Philippines-based gaming technology provider PhilWeb Corporation chairman Roberto Ongpin may now heave a sigh of relief after a Philippine court stops the Securities and Exchange Commission (SEC) from implementing his expulsion from the board in connection with the 2009 insider trading scandal.
In a six-page court resolution obtained by CalvinAyre.com, the Court of Appeals granted the request of Ongpin for the issuance of a 60-day temporary restraining order against the implementation of the SEC decision dated July 8, 2016.
The SEC, in its decision, ordered the disqualification of Ongpin from the board of any publicly listed company for allegedly committing insider trading in the sale of Philex Mining shares in 2009. Ongpin currently sits as the chairman of Philweb and mining firm Atok Big Wedge Inc that are both publicly listed.
The Philweb chairman was also slapped with a P174 million (US$ 3.69 million) fine, or P1 million ($21,200) for each of the 174 counts of insider trading, based on Section 54.1 of the Securities regulation Code. The fine was 10 times larger than the original P17.4 million penalty recommended by the SEC’s enforcement and investor protection department (EIPD).
“Gauging from the complexity of the matters at hand and seeing that the circumstances in this case present an urgent and paramount necessity to prevent serious damage upon petitioner Ongpin since the assailed Decision of the SEC en banc may, at any time, be implemented pursuant to Section 12 of Rule 43 of the Rules of Court, we resolve to grant the prayer for the issuance of a temporary restraining order,” read the resolution penned by Associate Justice Ma. Luisa Quijano-Padilla.
The court explained that the court issued a temporary injunctive relief in order to preserve “the status quo ante” between the parties.

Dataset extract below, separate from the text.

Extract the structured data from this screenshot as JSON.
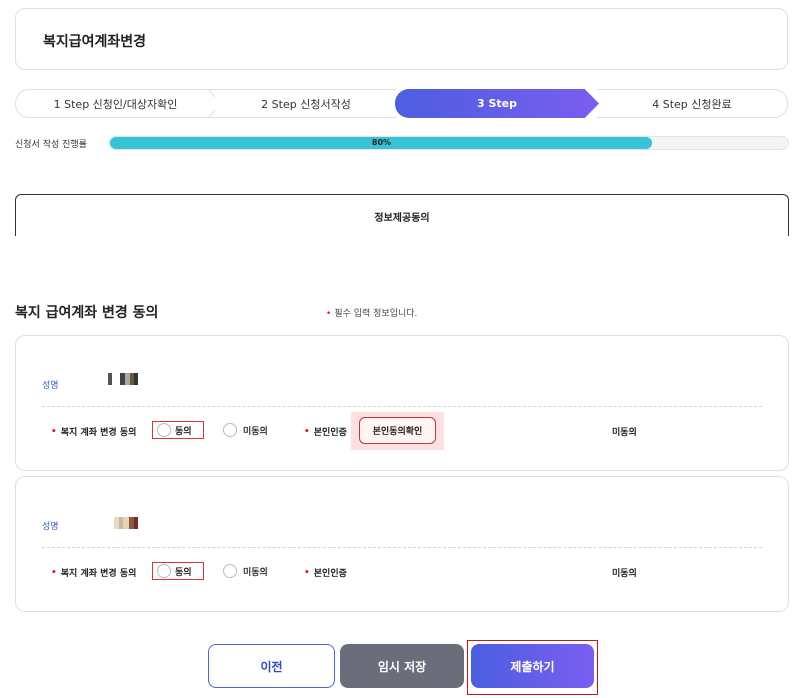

The Court of Appeals set the hearing for Ongpin’s petition for a writ of preliminary injunction on August 23 and 24, 2016.
In a disclosure to the Philippine Stock Exchange on Friday, Philweb refuted the allegations of the SEC against their chairman, saying that the 2009 Philex Mining case has already been junked by the Philippines’ Sandiganbayan for lack of probable cause.
“Twice the Sandiganbayan quashed the case for lack of probable cause. The Ombudsman tried to allege that the behest loan to Ongpin had caused damage to DBP when in fact and in truth, DBP benefited to the extent of Php1.4 billion in this case,” said the disclosure signed by Philweb Corporate Information Officer Cliburn Anthony Orbe. “This particular case now has been shifted by the SEC to an insider trading case, but in no way can this case be called insider trading. The jurisprudence is clear on that. The case had unquestionably prescribed as it was filed almost a year after the two year deadline required in the Securities Regulations Code.”